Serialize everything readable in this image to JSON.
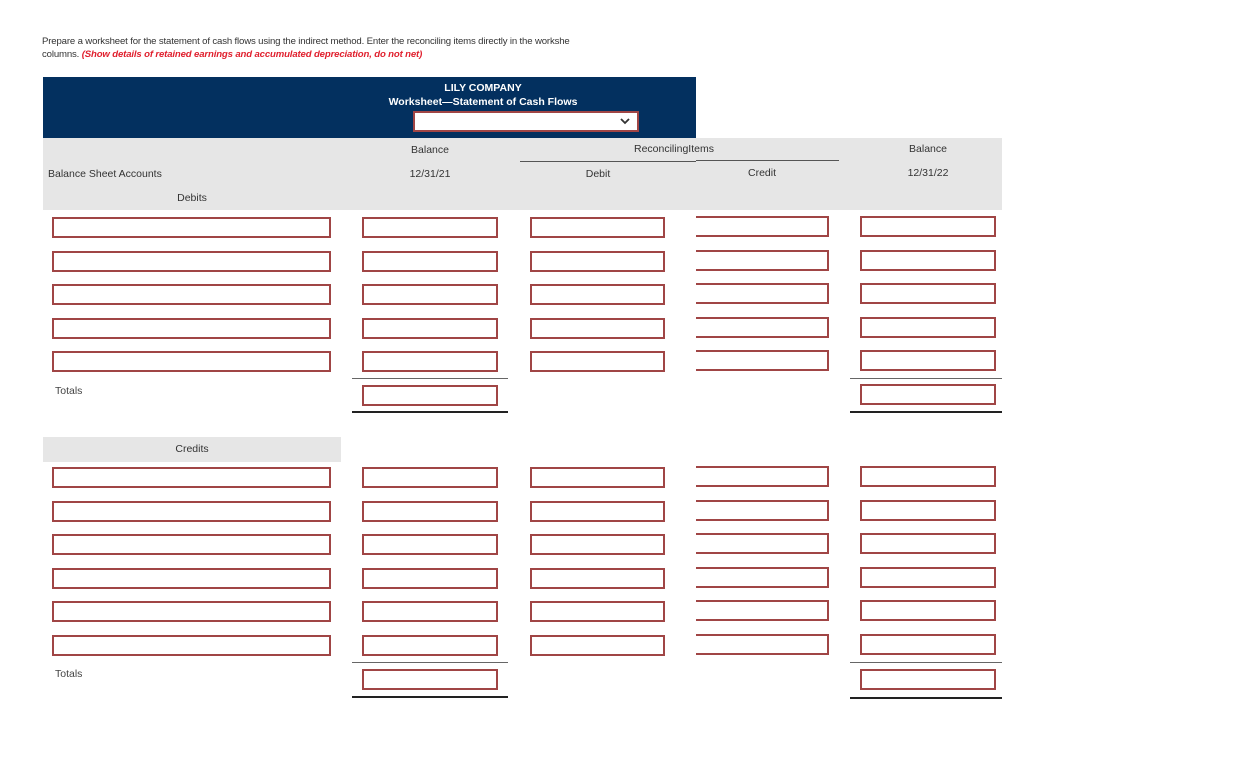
{
  "instructions": {
    "text": "Prepare a worksheet for the statement of cash flows using the indirect method. Enter the reconciling items directly in the workshe",
    "text_line2": "columns.",
    "note": "(Show details of retained earnings and accumulated depreciation, do not net)"
  },
  "header": {
    "company": "LILY COMPANY",
    "title": "Worksheet—Statement of Cash Flows",
    "date_select": {
      "value": "",
      "icon": "chevron-down-icon"
    }
  },
  "columns": {
    "accounts": "Balance Sheet Accounts",
    "debits_section": "Debits",
    "balance_start_label": "Balance",
    "balance_start_date": "12/31/21",
    "reconciling_label": "Reconciling",
    "reconciling_label2": "Items",
    "debit": "Debit",
    "credit": "Credit",
    "balance_end_label": "Balance",
    "balance_end_date": "12/31/22"
  },
  "debits": {
    "rows": [
      {
        "account": "",
        "balance_start": "",
        "debit": "",
        "credit": "",
        "balance_end": ""
      },
      {
        "account": "",
        "balance_start": "",
        "debit": "",
        "credit": "",
        "balance_end": ""
      },
      {
        "account": "",
        "balance_start": "",
        "debit": "",
        "credit": "",
        "balance_end": ""
      },
      {
        "account": "",
        "balance_start": "",
        "debit": "",
        "credit": "",
        "balance_end": ""
      },
      {
        "account": "",
        "balance_start": "",
        "debit": "",
        "credit": "",
        "balance_end": ""
      }
    ],
    "totals_label": "Totals",
    "totals": {
      "balance_start": "",
      "balance_end": ""
    }
  },
  "credits": {
    "section_label": "Credits",
    "rows": [
      {
        "account": "",
        "balance_start": "",
        "debit": "",
        "credit": "",
        "balance_end": ""
      },
      {
        "account": "",
        "balance_start": "",
        "debit": "",
        "credit": "",
        "balance_end": ""
      },
      {
        "account": "",
        "balance_start": "",
        "debit": "",
        "credit": "",
        "balance_end": ""
      },
      {
        "account": "",
        "balance_start": "",
        "debit": "",
        "credit": "",
        "balance_end": ""
      },
      {
        "account": "",
        "balance_start": "",
        "debit": "",
        "credit": "",
        "balance_end": ""
      },
      {
        "account": "",
        "balance_start": "",
        "debit": "",
        "credit": "",
        "balance_end": ""
      }
    ],
    "totals_label": "Totals",
    "totals": {
      "balance_start": "",
      "balance_end": ""
    }
  },
  "colors": {
    "header_bg": "#03305f",
    "input_border": "#a04545",
    "note_red": "#e0202e",
    "column_header_bg": "#e6e6e6"
  }
}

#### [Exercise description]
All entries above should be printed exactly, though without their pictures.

#### [Answer for this exercise]
Serialize everything readable in this image to JSON.
{
  "instructions": {
    "text": "Prepare a worksheet for the statement of cash flows using the indirect method. Enter the reconciling items directly in the workshe",
    "text_line2": "columns.",
    "note": "(Show details of retained earnings and accumulated depreciation, do not net)"
  },
  "header": {
    "company": "LILY COMPANY",
    "title": "Worksheet—Statement of Cash Flows",
    "date_select": {
      "value": "",
      "icon": "chevron-down-icon"
    }
  },
  "columns": {
    "accounts": "Balance Sheet Accounts",
    "debits_section": "Debits",
    "balance_start_label": "Balance",
    "balance_start_date": "12/31/21",
    "reconciling_label": "Reconciling",
    "reconciling_label2": "Items",
    "debit": "Debit",
    "credit": "Credit",
    "balance_end_label": "Balance",
    "balance_end_date": "12/31/22"
  },
  "debits": {
    "rows": [
      {
        "account": "",
        "balance_start": "",
        "debit": "",
        "credit": "",
        "balance_end": ""
      },
      {
        "account": "",
        "balance_start": "",
        "debit": "",
        "credit": "",
        "balance_end": ""
      },
      {
        "account": "",
        "balance_start": "",
        "debit": "",
        "credit": "",
        "balance_end": ""
      },
      {
        "account": "",
        "balance_start": "",
        "debit": "",
        "credit": "",
        "balance_end": ""
      },
      {
        "account": "",
        "balance_start": "",
        "debit": "",
        "credit": "",
        "balance_end": ""
      }
    ],
    "totals_label": "Totals",
    "totals": {
      "balance_start": "",
      "balance_end": ""
    }
  },
  "credits": {
    "section_label": "Credits",
    "rows": [
      {
        "account": "",
        "balance_start": "",
        "debit": "",
        "credit": "",
        "balance_end": ""
      },
      {
        "account": "",
        "balance_start": "",
        "debit": "",
        "credit": "",
        "balance_end": ""
      },
      {
        "account": "",
        "balance_start": "",
        "debit": "",
        "credit": "",
        "balance_end": ""
      },
      {
        "account": "",
        "balance_start": "",
        "debit": "",
        "credit": "",
        "balance_end": ""
      },
      {
        "account": "",
        "balance_start": "",
        "debit": "",
        "credit": "",
        "balance_end": ""
      },
      {
        "account": "",
        "balance_start": "",
        "debit": "",
        "credit": "",
        "balance_end": ""
      }
    ],
    "totals_label": "Totals",
    "totals": {
      "balance_start": "",
      "balance_end": ""
    }
  },
  "colors": {
    "header_bg": "#03305f",
    "input_border": "#a04545",
    "note_red": "#e0202e",
    "column_header_bg": "#e6e6e6"
  }
}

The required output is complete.